|The famous pesto (basil, cheese, garlic, oil and pine nuts) can be found on most Ligurian menus. Or visit Recco, near Camogli and Portofino, for a lunch of focaccia cheese and troffie - spindle shaped pasta made from chestnut flour. Soups to try - minestrone alla Genovese, ciuppin fish soup. For the carnivores, cima veal roll stuffed with egg, cheese and vegetables; Genovese beef stew with onions and tomato sauce. Be adventurous with goat’s meat with beans or San Remo rabbit cooked with garlic, rosemary, pine nut oil and white wine. Vegetables are all fresh and home grown - spinach, artichokes and zucchini are a must. For dessert, amaretti di Sassello macarrons. And cheese - San Stae from Santo Stefano d’Aveto - or Casareccio from Gorreto and Tomino from the Val Brevenna, with focaccia from Recco. And the ultimate breakfast treat - canestrello melt-in-the-mouth pastries. || ||Follow Magoni’s guide to where’s best for what - glassware at Altare; ceramic pottery at Albisola; velvet in Zoagli; damask, brocade and lampas in Lorsic; lace in Rapallow and Portofino; macramé in Chiavari; olive oil in Oneglia. Most towns have outdoor markets - check with the local tourist office. Don’t miss the glorious daily flower market in San Remo (October to June). || ||The finest red is Rossese of Dolceacqua with hints of blackberry, redcurrent and pine resin. Another good red is Ormeasco, dry with subtle cherry and blackberry flavour, from Pieve die Teco and Pornassio. Dry white Vermention from the Nervia Valley is excellent and Pigato from the Arroscia Valley. Other names to look out for are Pian del Vescovo, Costa Marina, Monte Bernardo, Bricco Arcagna, Villa Torrachetta and Le Petraie. || |

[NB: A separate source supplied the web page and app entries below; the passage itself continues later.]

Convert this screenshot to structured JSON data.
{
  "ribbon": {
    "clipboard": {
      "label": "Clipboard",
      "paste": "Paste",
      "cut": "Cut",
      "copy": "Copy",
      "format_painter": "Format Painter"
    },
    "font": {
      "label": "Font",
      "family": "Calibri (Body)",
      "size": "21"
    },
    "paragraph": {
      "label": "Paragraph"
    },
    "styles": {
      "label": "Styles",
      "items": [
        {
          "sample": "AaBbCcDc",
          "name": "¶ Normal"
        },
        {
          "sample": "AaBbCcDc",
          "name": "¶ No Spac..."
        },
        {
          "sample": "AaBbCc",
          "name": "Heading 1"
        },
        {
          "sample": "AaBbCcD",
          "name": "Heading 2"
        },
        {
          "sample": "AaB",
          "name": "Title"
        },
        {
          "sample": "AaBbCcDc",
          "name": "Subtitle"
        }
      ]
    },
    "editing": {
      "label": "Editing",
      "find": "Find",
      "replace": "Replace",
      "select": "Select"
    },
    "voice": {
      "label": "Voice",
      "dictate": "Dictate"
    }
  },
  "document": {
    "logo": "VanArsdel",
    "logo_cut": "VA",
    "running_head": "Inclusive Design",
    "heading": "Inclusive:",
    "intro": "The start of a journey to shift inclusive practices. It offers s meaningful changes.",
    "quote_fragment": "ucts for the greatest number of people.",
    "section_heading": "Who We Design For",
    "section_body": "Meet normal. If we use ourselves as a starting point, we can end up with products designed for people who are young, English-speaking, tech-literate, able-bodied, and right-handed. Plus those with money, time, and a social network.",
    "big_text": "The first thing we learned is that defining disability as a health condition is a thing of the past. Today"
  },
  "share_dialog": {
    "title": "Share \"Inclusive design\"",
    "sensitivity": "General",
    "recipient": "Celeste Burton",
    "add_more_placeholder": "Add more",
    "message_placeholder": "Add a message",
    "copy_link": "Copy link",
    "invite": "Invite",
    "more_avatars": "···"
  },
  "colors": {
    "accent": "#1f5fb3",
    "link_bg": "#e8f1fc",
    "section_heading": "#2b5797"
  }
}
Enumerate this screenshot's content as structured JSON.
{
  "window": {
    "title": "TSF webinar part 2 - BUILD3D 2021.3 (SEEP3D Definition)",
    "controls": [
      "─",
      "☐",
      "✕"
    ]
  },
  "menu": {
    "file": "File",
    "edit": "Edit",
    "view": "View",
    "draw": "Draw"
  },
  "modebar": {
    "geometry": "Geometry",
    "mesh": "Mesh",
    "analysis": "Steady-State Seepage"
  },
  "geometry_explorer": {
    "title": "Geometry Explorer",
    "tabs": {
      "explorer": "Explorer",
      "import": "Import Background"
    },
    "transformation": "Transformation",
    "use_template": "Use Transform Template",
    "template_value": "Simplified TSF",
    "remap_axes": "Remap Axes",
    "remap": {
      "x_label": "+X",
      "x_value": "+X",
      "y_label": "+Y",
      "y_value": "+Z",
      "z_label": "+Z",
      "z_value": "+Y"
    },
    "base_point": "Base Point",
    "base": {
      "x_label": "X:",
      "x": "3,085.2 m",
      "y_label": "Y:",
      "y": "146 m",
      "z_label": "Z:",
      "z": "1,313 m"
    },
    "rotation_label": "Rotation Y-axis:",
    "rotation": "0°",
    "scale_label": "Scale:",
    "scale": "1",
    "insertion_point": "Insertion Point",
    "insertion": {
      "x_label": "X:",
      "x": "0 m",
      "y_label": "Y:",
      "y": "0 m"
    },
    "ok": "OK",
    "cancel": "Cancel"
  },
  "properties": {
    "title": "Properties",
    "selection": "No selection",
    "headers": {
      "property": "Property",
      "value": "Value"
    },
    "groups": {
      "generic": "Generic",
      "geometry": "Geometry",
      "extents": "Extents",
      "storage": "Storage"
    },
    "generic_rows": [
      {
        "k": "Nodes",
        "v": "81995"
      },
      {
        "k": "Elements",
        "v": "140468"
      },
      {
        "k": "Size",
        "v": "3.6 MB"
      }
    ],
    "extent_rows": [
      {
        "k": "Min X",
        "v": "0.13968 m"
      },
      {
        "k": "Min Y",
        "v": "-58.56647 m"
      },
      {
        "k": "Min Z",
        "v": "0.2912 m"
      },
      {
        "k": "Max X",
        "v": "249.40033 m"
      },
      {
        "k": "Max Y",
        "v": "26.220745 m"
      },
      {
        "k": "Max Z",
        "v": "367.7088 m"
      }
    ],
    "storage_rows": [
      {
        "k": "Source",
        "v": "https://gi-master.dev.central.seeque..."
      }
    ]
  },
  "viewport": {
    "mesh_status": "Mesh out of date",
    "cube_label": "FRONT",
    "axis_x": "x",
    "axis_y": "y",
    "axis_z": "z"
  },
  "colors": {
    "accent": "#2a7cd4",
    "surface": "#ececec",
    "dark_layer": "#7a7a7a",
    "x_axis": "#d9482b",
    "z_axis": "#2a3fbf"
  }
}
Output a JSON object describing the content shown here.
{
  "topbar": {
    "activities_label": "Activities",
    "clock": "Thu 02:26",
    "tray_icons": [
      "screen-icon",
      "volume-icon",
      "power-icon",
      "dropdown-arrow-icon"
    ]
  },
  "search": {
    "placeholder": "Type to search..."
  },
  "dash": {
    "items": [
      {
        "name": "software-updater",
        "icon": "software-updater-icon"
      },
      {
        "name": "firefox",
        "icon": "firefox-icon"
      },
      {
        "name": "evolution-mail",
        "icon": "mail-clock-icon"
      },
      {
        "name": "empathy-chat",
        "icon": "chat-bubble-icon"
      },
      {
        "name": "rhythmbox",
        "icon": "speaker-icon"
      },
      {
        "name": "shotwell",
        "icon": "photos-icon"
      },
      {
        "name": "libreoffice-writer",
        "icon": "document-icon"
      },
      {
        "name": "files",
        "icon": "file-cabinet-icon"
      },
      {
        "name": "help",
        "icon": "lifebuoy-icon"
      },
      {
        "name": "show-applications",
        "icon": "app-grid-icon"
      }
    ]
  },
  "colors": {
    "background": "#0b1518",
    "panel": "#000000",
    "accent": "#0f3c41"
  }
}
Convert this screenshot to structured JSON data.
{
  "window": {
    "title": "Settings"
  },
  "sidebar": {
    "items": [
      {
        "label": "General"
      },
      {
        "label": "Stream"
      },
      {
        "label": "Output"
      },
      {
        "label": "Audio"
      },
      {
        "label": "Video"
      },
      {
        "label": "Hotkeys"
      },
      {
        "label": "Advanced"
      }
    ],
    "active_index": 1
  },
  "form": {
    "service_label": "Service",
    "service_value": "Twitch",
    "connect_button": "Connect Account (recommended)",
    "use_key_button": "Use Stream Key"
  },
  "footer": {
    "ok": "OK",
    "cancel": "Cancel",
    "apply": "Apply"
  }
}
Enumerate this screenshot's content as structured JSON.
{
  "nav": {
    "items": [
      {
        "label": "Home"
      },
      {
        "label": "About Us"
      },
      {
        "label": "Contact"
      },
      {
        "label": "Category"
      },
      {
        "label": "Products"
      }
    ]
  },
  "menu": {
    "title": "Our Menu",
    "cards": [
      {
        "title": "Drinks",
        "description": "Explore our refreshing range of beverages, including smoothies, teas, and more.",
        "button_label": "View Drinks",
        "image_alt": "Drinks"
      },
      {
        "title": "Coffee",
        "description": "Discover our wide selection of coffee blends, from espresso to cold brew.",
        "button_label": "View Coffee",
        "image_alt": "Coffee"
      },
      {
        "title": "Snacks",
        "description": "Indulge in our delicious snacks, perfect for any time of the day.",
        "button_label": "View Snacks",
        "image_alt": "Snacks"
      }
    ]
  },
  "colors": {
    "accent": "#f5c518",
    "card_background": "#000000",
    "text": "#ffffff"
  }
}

There is no doubt that this stretch of coastline, where France meets Italy is full of architectural and artistic treasures.
The capital city of Genoa, where past and present combine, offers up a real mix of architecture from an entire range of periods throughout history right up until the present day. The Strade Nuove and the Palazzi dei Rolli appears on UNESCO’s World Heritage site list and is considered one of the earliest examples of European urban planning. For classic paintings head to the Palazzo Spinola di Pellicceria where you can admire works from Rubens, Van Dyck and Strozzi. And for a more modern twist, the Aquarium; not sufficient in being one of the most technologically advanced sea life centres in Europe, its external facade by Italian architect Renzo Piano is truly spectacular.
The region of Savona is home to The Battistero is one of the most important early Christian monument is Liguria. It is also home to eight towns all listed as amongst the most beautiful in Italy.
La Spezia’s has a collection of museums and home to the centre for modern and contemporary art.